The opinion of the court was delivered by: Milton I. Shadur Senior United States District Judge
Eileen and Jay Rosen (collectively "Rosens") have filed their Answer to the First Amended Complaint ("FAC") filed against them and some other defendants by Eiserman & Associates, LLC ("Eiserman").*fn1 This memorandum order is issued sua sponte, in part because of an annoying (and repeated) error in that responsive pleading and in part to call on the parties for additional input.
As for the first of those matters, it is frankly difficult to keep patience with the substantial number of lawyers who persist in failing to read (or who having read, persist in failing to heed) the straightforward language of Fed. R. Civ. P. ("Rule") 8(b)(5) that establishes the predicate for a deemed denial of an adversary's allegations -- see also App'x ¶ 1 to State Farm Mut. Auto. Ins. Co. v. Riley, 199 F.R.D. 276, 278 (N.D. Ill. 2001). Here Rosens' counsel has not only failed to track Rule 8(b)(5) in Answer ¶¶ 2, 6, 9, 10, 14, 15, 17 and 22 but has also impermissibly gone on to say "and, therefore, deny same." It is of course oxymoronic for a party to assert (presumably in good faith) that it lacks even enough information to form a belief (as Rule 8(b)(5) requires) as to the truth of an allegation, then proceed to deny it. Because such a denial is at odds with the pleader's obligations under Rule 11(b), the quoted language is stricken from each of those paragraphs of the Answer.
Defense counsel has thus been sent back to the drawing board to correct the offending paragraphs in the Answer, but no good reason appears for any payment to be made by defendants to correct their counsel's errors. Accordingly no charge is to be made by counsel for the time and expense involved in the partial repleading, and counsel are directed to apprise the clients to that effect by letter, with a copy to be transmitted to this Court's chambers as an informational matter (not for filing).
All of this, however, is a prelude to a substantive matter to which both sides' counsel should address themselves. Rosens' First Affirmative Defense challenges Eiserman's ability to invoke the federal copyright laws as a basis for relief, a defense foreshadowed by Rosens' denials in Answer ¶¶ 7, 15, 16 (although it is difficult to understand the denial there in light of FAC Ex. A), 19 and 22-24. If Rosens are right, that would appear to call for dismissal of the action for lack of subject matter jurisdiction, while if they are wrong the action will go forward on the merits.

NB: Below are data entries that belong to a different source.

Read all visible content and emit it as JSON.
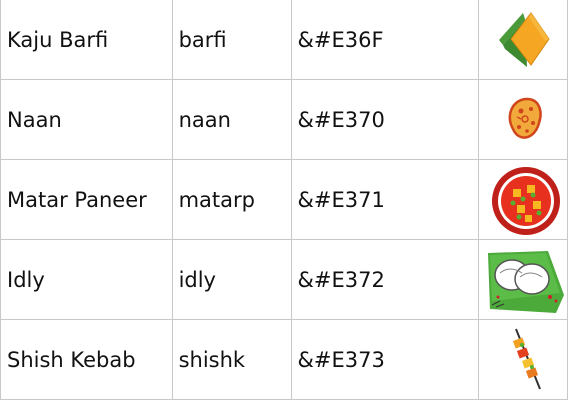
{
  "rows": [
    {
      "name": "Kaju Barfi",
      "code": "barfi",
      "entity": "&#E36F",
      "icon": "kaju-barfi-icon"
    },
    {
      "name": "Naan",
      "code": "naan",
      "entity": "&#E370",
      "icon": "naan-icon"
    },
    {
      "name": "Matar Paneer",
      "code": "matarp",
      "entity": "&#E371",
      "icon": "matar-paneer-icon"
    },
    {
      "name": "Idly",
      "code": "idly",
      "entity": "&#E372",
      "icon": "idly-icon"
    },
    {
      "name": "Shish Kebab",
      "code": "shishk",
      "entity": "&#E373",
      "icon": "shish-kebab-icon"
    }
  ]
}
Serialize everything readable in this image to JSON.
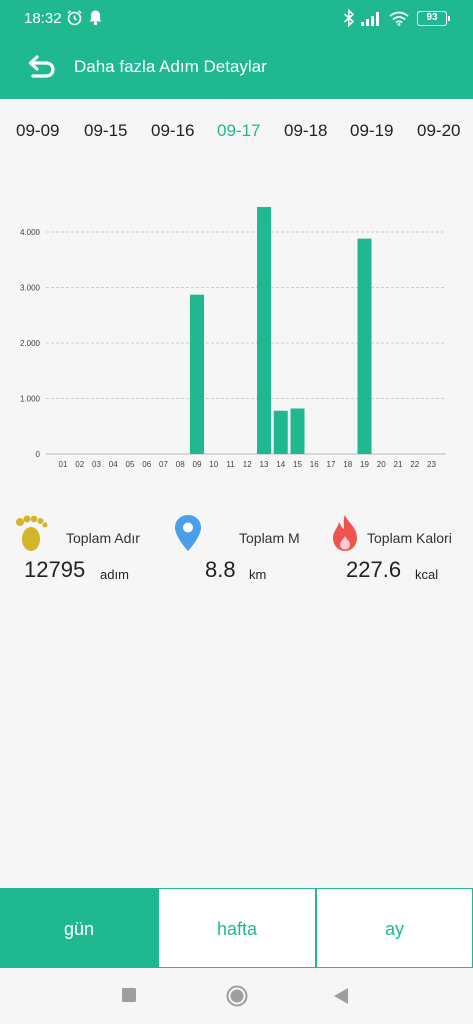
{
  "status_bar": {
    "time": "18:32",
    "battery": "93",
    "icons": [
      "alarm-icon",
      "notification-bell-icon",
      "bluetooth-icon",
      "signal-icon",
      "wifi-icon",
      "battery-icon"
    ]
  },
  "header": {
    "title": "Daha fazla Adım Detaylar",
    "back_icon": "back-arrow-icon",
    "color": "#20b890"
  },
  "dates": {
    "items": [
      "09-09",
      "09-15",
      "09-16",
      "09-17",
      "09-18",
      "09-19",
      "09-20"
    ],
    "selected": "09-17",
    "active_color": "#20b890"
  },
  "chart_data": {
    "type": "bar",
    "categories": [
      "01",
      "02",
      "03",
      "04",
      "05",
      "06",
      "07",
      "08",
      "09",
      "10",
      "11",
      "12",
      "13",
      "14",
      "15",
      "16",
      "17",
      "18",
      "19",
      "20",
      "21",
      "22",
      "23"
    ],
    "values": [
      0,
      0,
      0,
      0,
      0,
      0,
      0,
      0,
      2870,
      0,
      0,
      0,
      4450,
      780,
      820,
      0,
      0,
      0,
      3880,
      0,
      0,
      0,
      0
    ],
    "y_ticks": [
      "0",
      "1.000",
      "2.000",
      "3.000",
      "4.000"
    ],
    "ylim": [
      0,
      4500
    ],
    "grid": true,
    "bar_color": "#20b890"
  },
  "stats": [
    {
      "label": "Toplam Adım",
      "value": "12795",
      "unit": "adım",
      "icon": "footprint-icon"
    },
    {
      "label": "Toplam Mesafe",
      "value": "8.8",
      "unit": "km",
      "icon": "location-pin-icon"
    },
    {
      "label": "Toplam Kalori",
      "value": "227.6",
      "unit": "kcal",
      "icon": "fire-icon"
    }
  ],
  "period_tabs": {
    "day": "gün",
    "week": "hafta",
    "month": "ay",
    "selected": "gün"
  },
  "nav_bar": {
    "icons": [
      "recent-apps-icon",
      "home-icon",
      "back-icon"
    ]
  }
}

Accordingly both sides' counsel are ordered to submit brief memoranda on or before May 10, 2013 identifying any cases and other reliable new sources that deal with the availability or non-availability of copyright protection for landscape designs. It is expected too that a status hearing will be held on the matter at 9 a.m. May 17, 2013. This Court will then consider the matter, ...